THE father of a young woman who was brutally murdered by her obsessive ex-boyfriend has emphasised the need for more awareness over the seriousness of stalking.

Alice Ruggles was just 24 when her throat was slit by her soldier ex-boyfriend Trimaan Dhillon at her Gateshead flat in 2016.

The murder, described in court as an act of ‘utter barbarism’, was the culmination of three-months of stalking by Dhillon after Alice had ended their relationship.

The Northern Echo:

Trimaan Dhillon

During the stalking campaign, Alice contacted Northumbria Police twice but despite being given a harassment warning by officers, Dhillon went on to murder her and was later sentenced to life in prison.

Speaking at the North Yorkshire and York Safeguarding conference in Harrogate on Tuesday, Alice’s father Clive Ruggles said he wanted to ensure that allegations of stalking were taken more seriously by the police and relevant agencies - and by the victims themselves too.

He said that terms such as ‘facebook stalking’ - often used in light-hearted reference to monitoring a person’s social media account - are unhelpful as they can dilute the seriousness of actual stalking and the devastating consequences it can have for victims.

The Northern Echo:

Clive Ruggles

He said: “It is not unusual to think like Alice did; that if someone is being a bit obsessive like that they are eventually going to give up and move on if you ignore them for long enough.

“But a lot of research has been done that shows that when it becomes a fixation, an obsession, they will not move on and their behaviour can escalate - it becomes a challenge.”

Mr Ruggles said there was a clear distinction between an emotional person trying to rekindle a failed relationship and the ‘nasty and relentless’ stalking that Alice endured at the hands of Dhillon.

He said: “Who has not in their lifetime probably been in a situation where a relationship ends and you spend a few days trying to get that person back, to try and resurrect the relationship?

“But most people move on quite quickly because they have actually got the best interests of that person at heart.
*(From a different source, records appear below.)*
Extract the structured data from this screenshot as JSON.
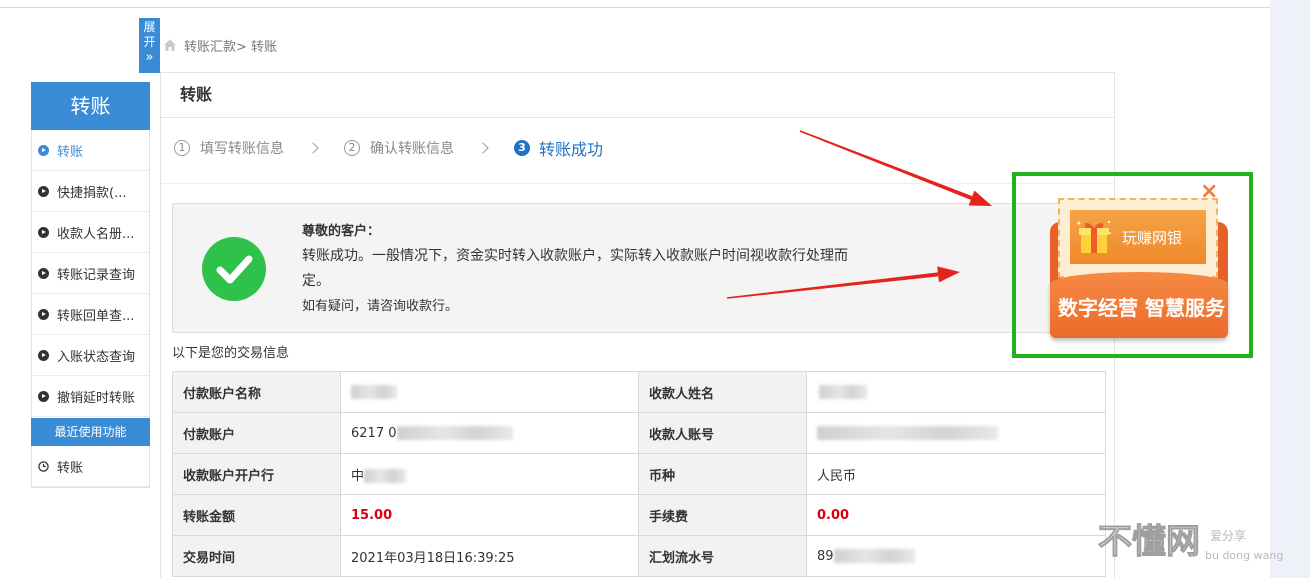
{
  "colors": {
    "accent": "#3a8bd6",
    "step_active": "#1f72c4",
    "success": "#2fc24a",
    "amount": "#d7000f",
    "annotation_box": "#23b21c",
    "arrow": "#e5231d",
    "ad_orange": "#f07a31"
  },
  "expand_tab": {
    "label": "展开",
    "chevron": "»"
  },
  "breadcrumb": {
    "icon": "home-icon",
    "text": "转账汇款> 转账"
  },
  "sidebar": {
    "title": "转账",
    "items": [
      {
        "label": "转账",
        "icon": "circle-play-icon",
        "active": true
      },
      {
        "label": "快捷捐款(...",
        "icon": "circle-play-icon"
      },
      {
        "label": "收款人名册...",
        "icon": "circle-play-icon"
      },
      {
        "label": "转账记录查询",
        "icon": "circle-play-icon"
      },
      {
        "label": "转账回单查...",
        "icon": "circle-play-icon"
      },
      {
        "label": "入账状态查询",
        "icon": "circle-play-icon"
      },
      {
        "label": "撤销延时转账",
        "icon": "circle-play-icon"
      }
    ],
    "recent_title": "最近使用功能",
    "recent_items": [
      {
        "label": "转账",
        "icon": "clock-icon"
      }
    ]
  },
  "panel": {
    "title": "转账",
    "steps": [
      {
        "number": "1",
        "label": "填写转账信息"
      },
      {
        "number": "2",
        "label": "确认转账信息"
      },
      {
        "number": "3",
        "label": "转账成功",
        "active": true
      }
    ]
  },
  "result": {
    "icon": "success-check-icon",
    "greeting": "尊敬的客户：",
    "message": "转账成功。一般情况下，资金实时转入收款账户，实际转入收款账户时间视收款行处理而定。",
    "note": "如有疑问，请咨询收款行。"
  },
  "transaction": {
    "caption": "以下是您的交易信息",
    "rows": [
      {
        "label_1": "付款账户名称",
        "label_2": "收款人姓名"
      },
      {
        "label_1": "付款账户",
        "value_1": "6217 0",
        "label_2": "收款人账号"
      },
      {
        "label_1": "收款账户开户行",
        "value_1": "中",
        "label_2": "币种",
        "value_2": "人民币"
      },
      {
        "label_1": "转账金额",
        "value_1": "15.00",
        "label_2": "手续费",
        "value_2": "0.00"
      },
      {
        "label_1": "交易时间",
        "value_1": "2021年03月18日16:39:25",
        "label_2": "汇划流水号",
        "value_2": "89"
      }
    ]
  },
  "ad": {
    "icon": "gift-icon",
    "badge": "玩赚网银",
    "slogan": "数字经营 智慧服务",
    "close": "×"
  },
  "watermark": {
    "main": "不懂网",
    "sub": "爱分享",
    "pinyin": "bu dong wang"
  }
}
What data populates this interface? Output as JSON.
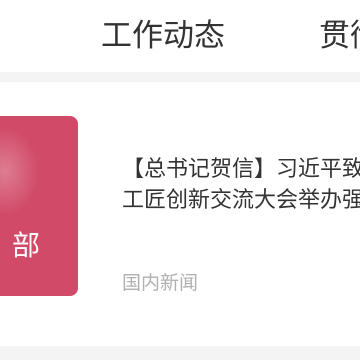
{
  "tabs": [
    {
      "label": "工作动态"
    },
    {
      "label": "贯彻"
    }
  ],
  "news": {
    "thumb_text": "部",
    "title_line1": "【总书记贺信】习近平致",
    "title_line2": "工匠创新交流大会举办强",
    "source": "国内新闻"
  },
  "colors": {
    "thumb": "#d14a68",
    "text": "#333333",
    "meta": "#b0b0b0"
  }
}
People themselves need to understand more about what is dangerous behaviour.

“If a person is making you feel distressed, let alone fearful, you really should be doing something about it.”

Since Alice’s death, the Alice Ruggles Trust formed to raise awareness of stalking and Mr Ruggles said he was keen to share his story with professionals at the Safeguarding conference at Pavilions of Harrogate which brought together agencies including the police, council and health services.

And although it is too late for Alice, Mr Ruggles is hopeful that better systems can be implemented by the police and partner agencies to tackle stalking crimes before they reach potentially fatal conclusions.

He said: “I never felt anger (towards the police) and I don’t know whether I was just numbed by what had happened.

“I suppose I would feel angry if no-one was interested in changing things, but they really are.”